Women who work in some of the leading firms in the finance industry earn around 80% less than men in performance-related pay, says an official inquiry by the Equality and Human Rights Commission.
The report also finds 80% of women start new jobs on lesser salaries than men. The inquiry which questioned 44 top finance firms found one of the main reasons for the performance related pay disparity is the age of people working in the sector. Most are aged 25 to 39, an age when many women are starting their families. Women earned an average of £2,875 in performance-related pay, compared to £14,554 for men.
Less than half of the companies had made any attempt to address the pay gap, although there were some notable examples of good practice identified. The Commission called on the finance sector to change its recruitment practices and promote policies like flexible working. It wants to see companies appoint a board member to push for change and publish equal pay statistics. Harriet Harman, minister for women, backed the report’s recommendations.

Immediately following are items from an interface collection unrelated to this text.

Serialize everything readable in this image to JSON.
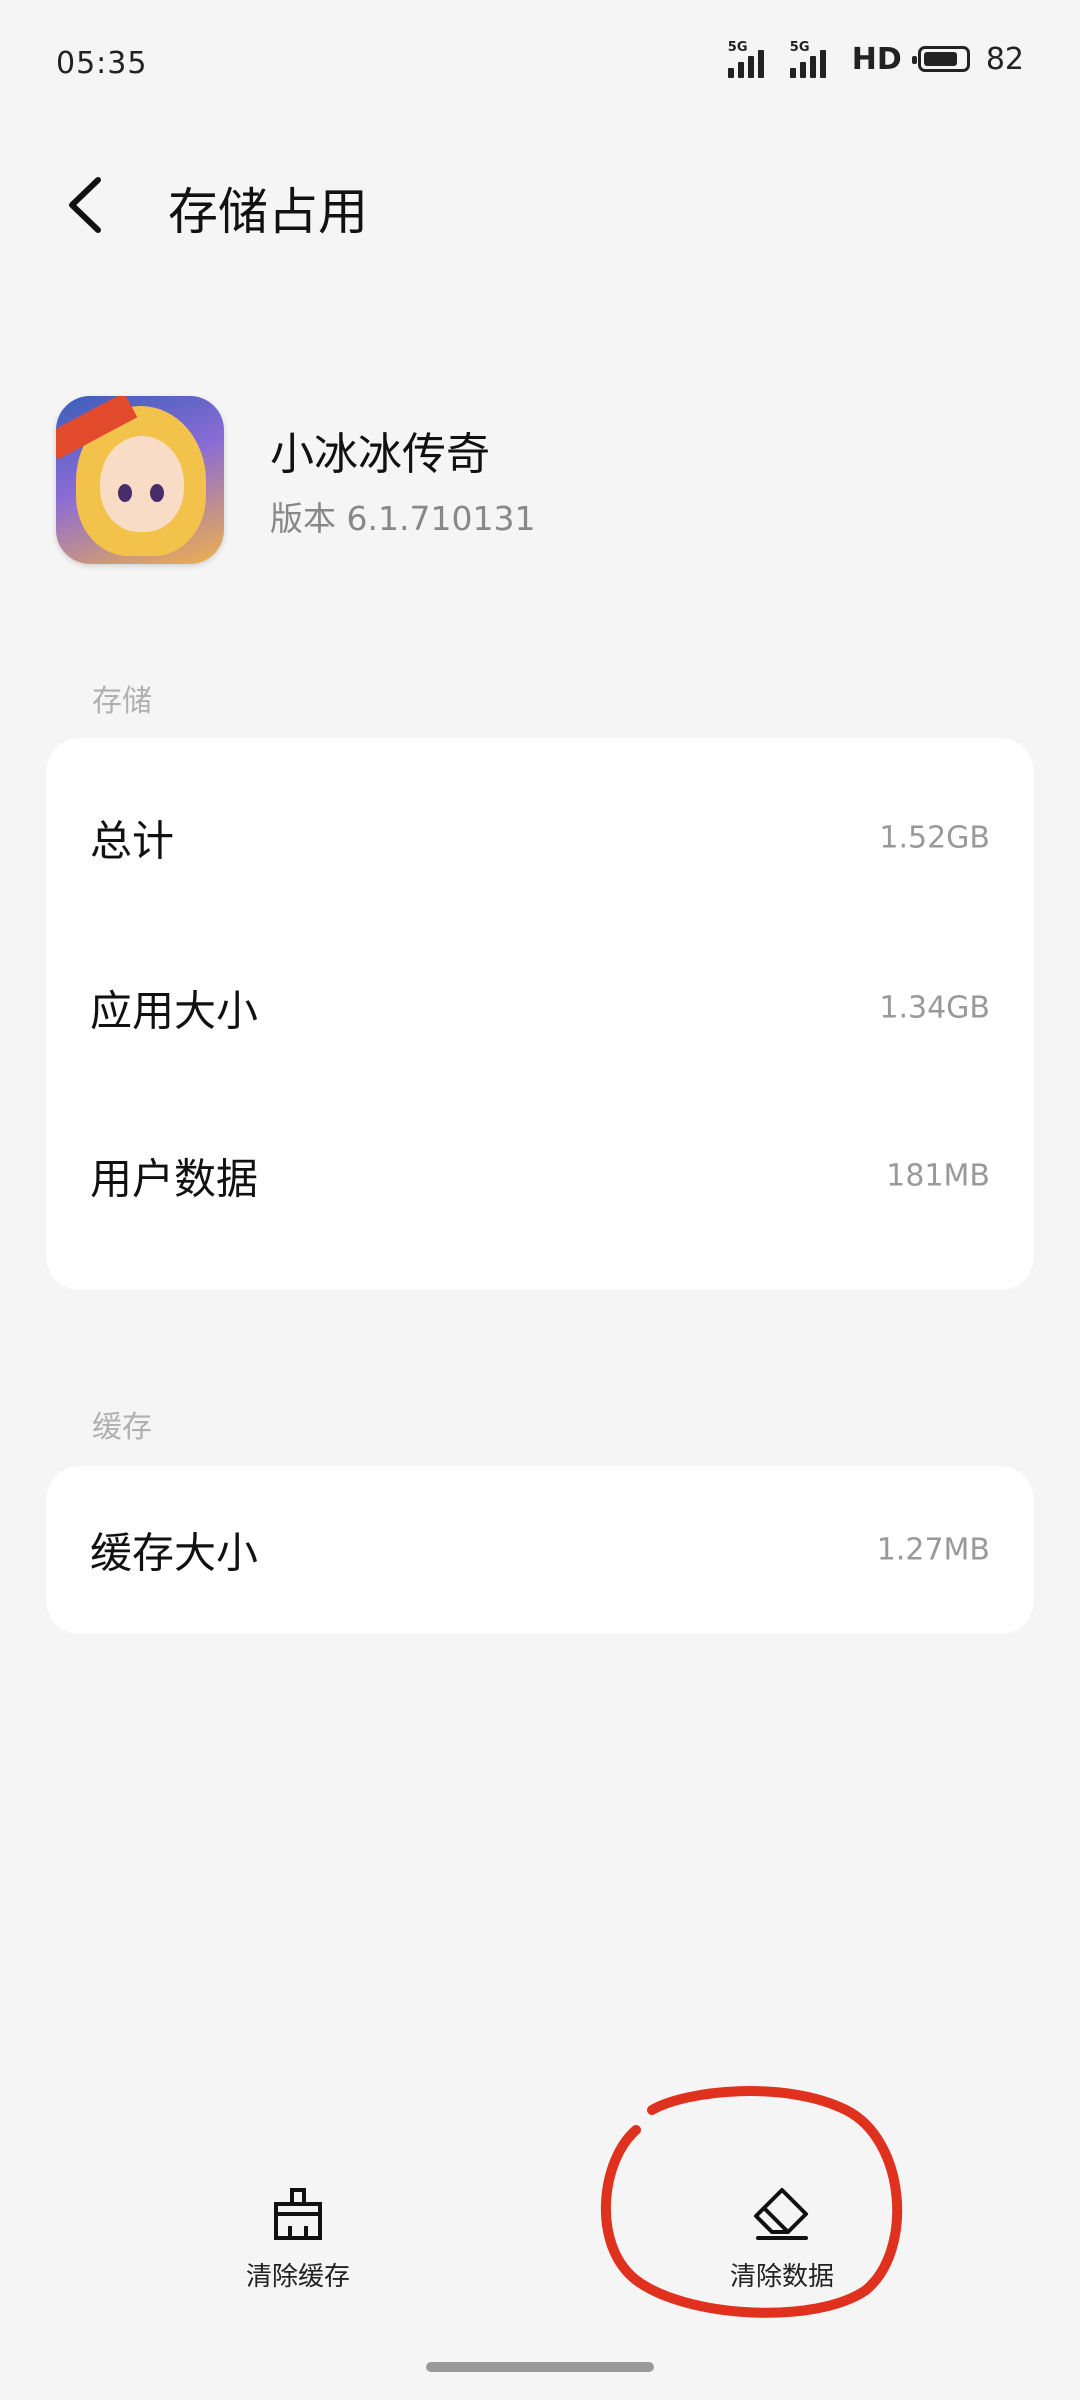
{
  "status_bar": {
    "time": "05:35",
    "signal1_tag": "5G",
    "signal2_tag": "5G",
    "hd": "HD",
    "battery": "82",
    "battery_level": 0.82
  },
  "header": {
    "back_icon": "chevron-left-icon",
    "title": "存储占用"
  },
  "app": {
    "icon": "app-icon",
    "name": "小冰冰传奇",
    "version": "版本 6.1.710131"
  },
  "storage": {
    "section_label": "存储",
    "rows": [
      {
        "label": "总计",
        "value": "1.52GB"
      },
      {
        "label": "应用大小",
        "value": "1.34GB"
      },
      {
        "label": "用户数据",
        "value": "181MB"
      }
    ]
  },
  "cache": {
    "section_label": "缓存",
    "rows": [
      {
        "label": "缓存大小",
        "value": "1.27MB"
      }
    ]
  },
  "actions": {
    "clear_cache": {
      "label": "清除缓存",
      "icon": "broom-icon"
    },
    "clear_data": {
      "label": "清除数据",
      "icon": "eraser-icon"
    }
  },
  "annotation": {
    "color": "#e0301e"
  }
}
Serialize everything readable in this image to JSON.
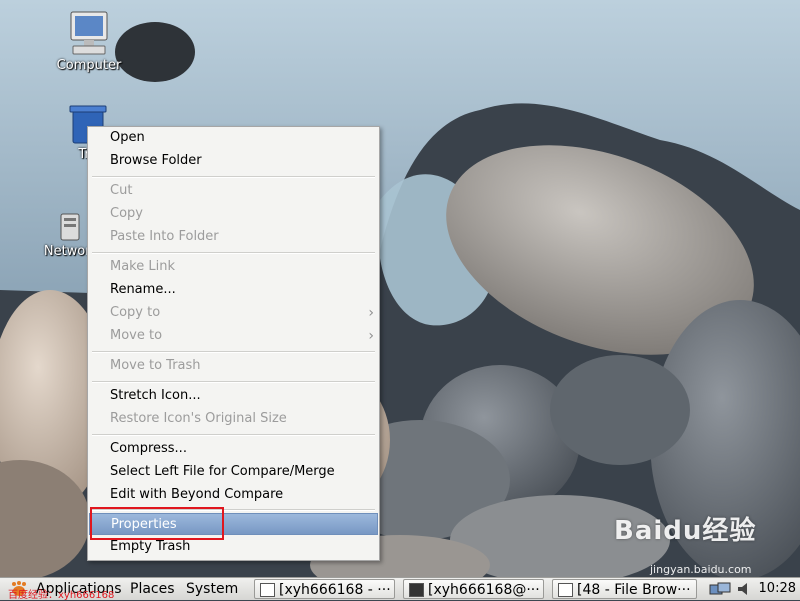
{
  "desktop": {
    "icons": [
      {
        "label": "Computer",
        "icon": "computer-icon"
      },
      {
        "label": "Tra",
        "icon": "trash-icon"
      },
      {
        "label": "Network",
        "icon": "network-icon"
      }
    ]
  },
  "context_menu": {
    "items": [
      {
        "label": "Open",
        "enabled": true
      },
      {
        "label": "Browse Folder",
        "enabled": true
      },
      {
        "label": "Cut",
        "enabled": false
      },
      {
        "label": "Copy",
        "enabled": false
      },
      {
        "label": "Paste Into Folder",
        "enabled": false
      },
      {
        "label": "Make Link",
        "enabled": false
      },
      {
        "label": "Rename...",
        "enabled": true
      },
      {
        "label": "Copy to",
        "enabled": false,
        "submenu": true
      },
      {
        "label": "Move to",
        "enabled": false,
        "submenu": true
      },
      {
        "label": "Move to Trash",
        "enabled": false
      },
      {
        "label": "Stretch Icon...",
        "enabled": true
      },
      {
        "label": "Restore Icon's Original Size",
        "enabled": false
      },
      {
        "label": "Compress...",
        "enabled": true
      },
      {
        "label": "Select Left File for Compare/Merge",
        "enabled": true
      },
      {
        "label": "Edit with Beyond Compare",
        "enabled": true
      },
      {
        "label": "Properties",
        "enabled": true,
        "highlighted": true
      },
      {
        "label": "Empty Trash",
        "enabled": true
      }
    ],
    "highlight_color": "#7898c4",
    "annotation_color": "#e0161e"
  },
  "panel": {
    "menus": [
      "Applications",
      "Places",
      "System"
    ],
    "tasks": [
      {
        "label": "[xyh666168 - ···",
        "icon": "window-icon"
      },
      {
        "label": "[xyh666168@···",
        "icon": "terminal-icon"
      },
      {
        "label": "[48 - File Brow···",
        "icon": "file-browser-icon"
      }
    ],
    "clock": "10:28"
  },
  "watermark": {
    "brand": "Baidu经验",
    "url": "jingyan.baidu.com",
    "author": "百度经验：xyh666168"
  }
}
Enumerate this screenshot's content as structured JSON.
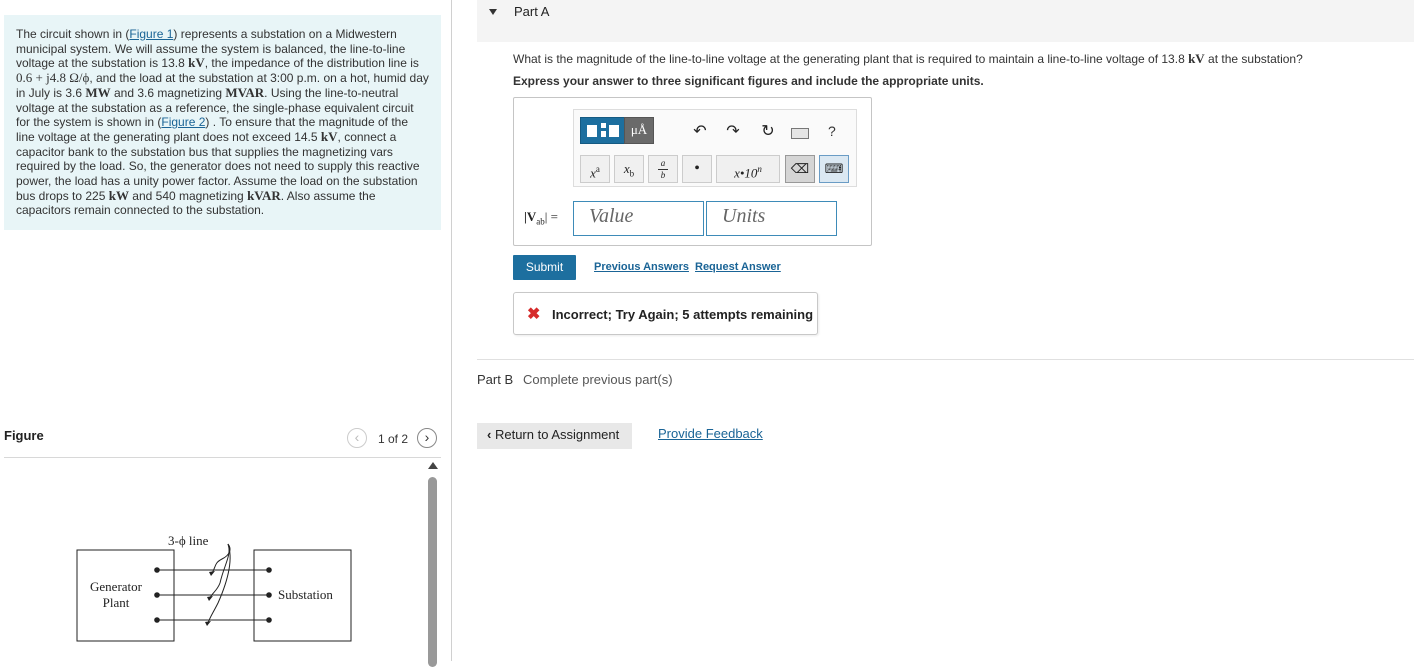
{
  "problem": {
    "intro": "The circuit shown in (",
    "fig1_link": "Figure 1",
    "t1": ") represents a substation on a Midwestern municipal system. We will assume the system is balanced, the line-to-line voltage at the substation is 13.8 ",
    "kv1": "kV",
    "t2": ", the impedance of the distribution line is ",
    "impedance": "0.6 + j4.8 Ω/ϕ",
    "t3": ", and the load at the substation at 3:00 p.m. on a hot, humid day in July is 3.6 ",
    "mw": "MW",
    "t4": " and 3.6 magnetizing ",
    "mvar": "MVAR",
    "t5": ". Using the line-to-neutral voltage at the substation as a reference, the single-phase equivalent circuit for the system is shown in (",
    "fig2_link": "Figure 2",
    "t6": ") . To ensure that the magnitude of the line voltage at the generating plant does not exceed 14.5 ",
    "kv2": "kV",
    "t7": ", connect a capacitor bank to the substation bus that supplies the magnetizing vars required by the load. So, the generator does not need to supply this reactive power, the load has a unity power factor. Assume the load on the substation bus drops to 225 ",
    "kw": "kW",
    "t8": " and 540 magnetizing ",
    "kvar": "kVAR",
    "t9": ". Also assume the capacitors remain connected to the substation."
  },
  "figure": {
    "title": "Figure",
    "counter": "1 of 2",
    "prev_icon": "chevron-left-icon",
    "next_icon": "chevron-right-icon",
    "line_label": "3-ϕ line",
    "generator_label_1": "Generator",
    "generator_label_2": "Plant",
    "substation_label": "Substation"
  },
  "part_a": {
    "label": "Part A",
    "question_pre": "What is the magnitude of the line-to-line voltage at the generating plant that is required to maintain a line-to-line voltage of 13.8 ",
    "question_unit": "kV",
    "question_post": " at the substation?",
    "instruction": "Express your answer to three significant figures and include the appropriate units.",
    "toolbar": {
      "units_button": "μÅ",
      "help": "?",
      "superscript": "x",
      "superscript_sup": "a",
      "subscript": "x",
      "subscript_sub": "b",
      "fraction_num": "a",
      "fraction_den": "b",
      "dot": "•",
      "scinot": "x•10",
      "scinot_sup": "n"
    },
    "answer_label": "|V",
    "answer_label_sub": "ab",
    "answer_label_end": "| =",
    "value_placeholder": "Value",
    "units_placeholder": "Units",
    "submit": "Submit",
    "previous_answers": "Previous Answers",
    "request_answer": "Request Answer",
    "feedback": "Incorrect; Try Again; 5 attempts remaining"
  },
  "part_b": {
    "label": "Part B",
    "status": "Complete previous part(s)"
  },
  "footer": {
    "return": "Return to Assignment",
    "provide_feedback": "Provide Feedback"
  },
  "colors": {
    "accent": "#1d6f9f",
    "problem_bg": "#e8f5f7",
    "error": "#d62b2b"
  }
}
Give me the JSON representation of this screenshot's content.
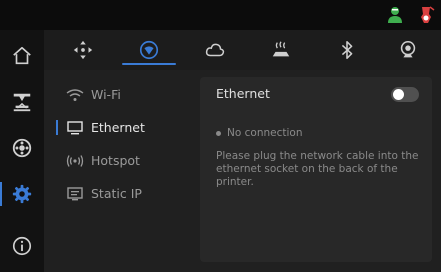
{
  "status_icons": [
    {
      "icon": "user-status-icon",
      "color": "#3fae4f"
    },
    {
      "icon": "alert-status-icon",
      "color": "#d94040"
    }
  ],
  "sidebar": {
    "items": [
      {
        "icon": "home-icon"
      },
      {
        "icon": "printer-icon"
      },
      {
        "icon": "filament-spool-icon"
      },
      {
        "icon": "settings-gear-icon",
        "active": true
      },
      {
        "icon": "info-icon"
      }
    ]
  },
  "tabs": [
    {
      "icon": "move-axes-icon"
    },
    {
      "icon": "network-icon",
      "active": true
    },
    {
      "icon": "cloud-icon"
    },
    {
      "icon": "heated-bed-icon"
    },
    {
      "icon": "bluetooth-icon"
    },
    {
      "icon": "camera-icon"
    }
  ],
  "network_menu": {
    "items": [
      {
        "label": "Wi-Fi",
        "icon": "wifi-icon"
      },
      {
        "label": "Ethernet",
        "icon": "monitor-icon",
        "active": true
      },
      {
        "label": "Hotspot",
        "icon": "hotspot-icon"
      },
      {
        "label": "Static IP",
        "icon": "static-ip-icon"
      }
    ]
  },
  "panel": {
    "title": "Ethernet",
    "toggle_on": false,
    "status": "No connection",
    "help": "Please plug the network cable into the ethernet socket on the back of the printer."
  },
  "colors": {
    "accent": "#3a7bd5",
    "background": "#0a0a0a",
    "content": "#202020",
    "panel": "#282828"
  }
}
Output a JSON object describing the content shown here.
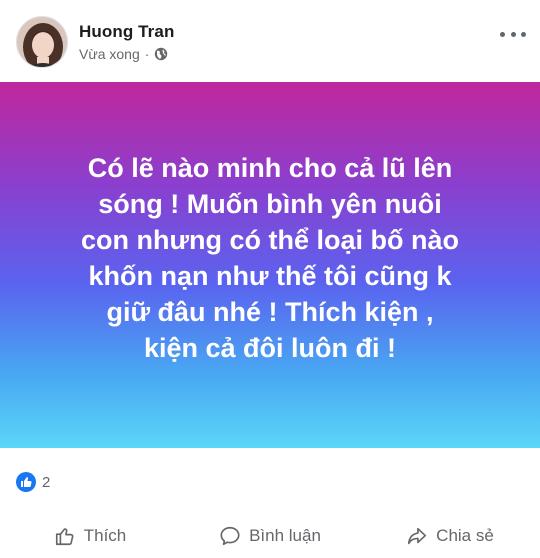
{
  "post": {
    "author": "Huong Tran",
    "timestamp": "Vừa xong",
    "separator": "·",
    "privacy_icon": "globe-icon",
    "more_icon": "more-horizontal-icon",
    "text": "Có lẽ nào minh cho cả lũ lên\nsóng ! Muốn bình yên nuôi\ncon nhưng có thể loại bố nào\nkhốn nạn như thế tôi cũng k\ngiữ đâu nhé ! Thích kiện ,\nkiện cả đôi luôn đi !",
    "background_gradient": [
      "#c0279d",
      "#8b3fce",
      "#5a63ef",
      "#48a8f2",
      "#5cd6f8"
    ]
  },
  "reactions": {
    "icon": "like-reaction-icon",
    "count": "2",
    "color": "#1877f2"
  },
  "actions": [
    {
      "label": "Thích",
      "icon": "thumbs-up-icon"
    },
    {
      "label": "Bình luận",
      "icon": "comment-icon"
    },
    {
      "label": "Chia sẻ",
      "icon": "share-icon"
    }
  ]
}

Councils warned to take pre-emptive action on gender pay disparity cases
Local authorities need to identify gender pay disparities and try to resolve the issues before they are taken to court, warns Carol Mills, HR director at Lancashire County Council.
She thinks lawyers will take up the cases on a no win no fees basis. Lancashire, one of the biggest councils in the country, is facing 483 workers going to tribunals over equal pay claims. Most are linked to claims that women were not paid bonuses when men in similar positions were.
Some 9,038 staff have accepted compensation at a cost of £16m, and the council is talking to 222 more who have taken out grievances.
The problem of equal pay discrimination is set to cost local authorities around £1bn in compensation payments, according to Jon Sutcliffe, principle strategic adviser at Local Government Employers. He says 30% of councils face similar action to Lancashire.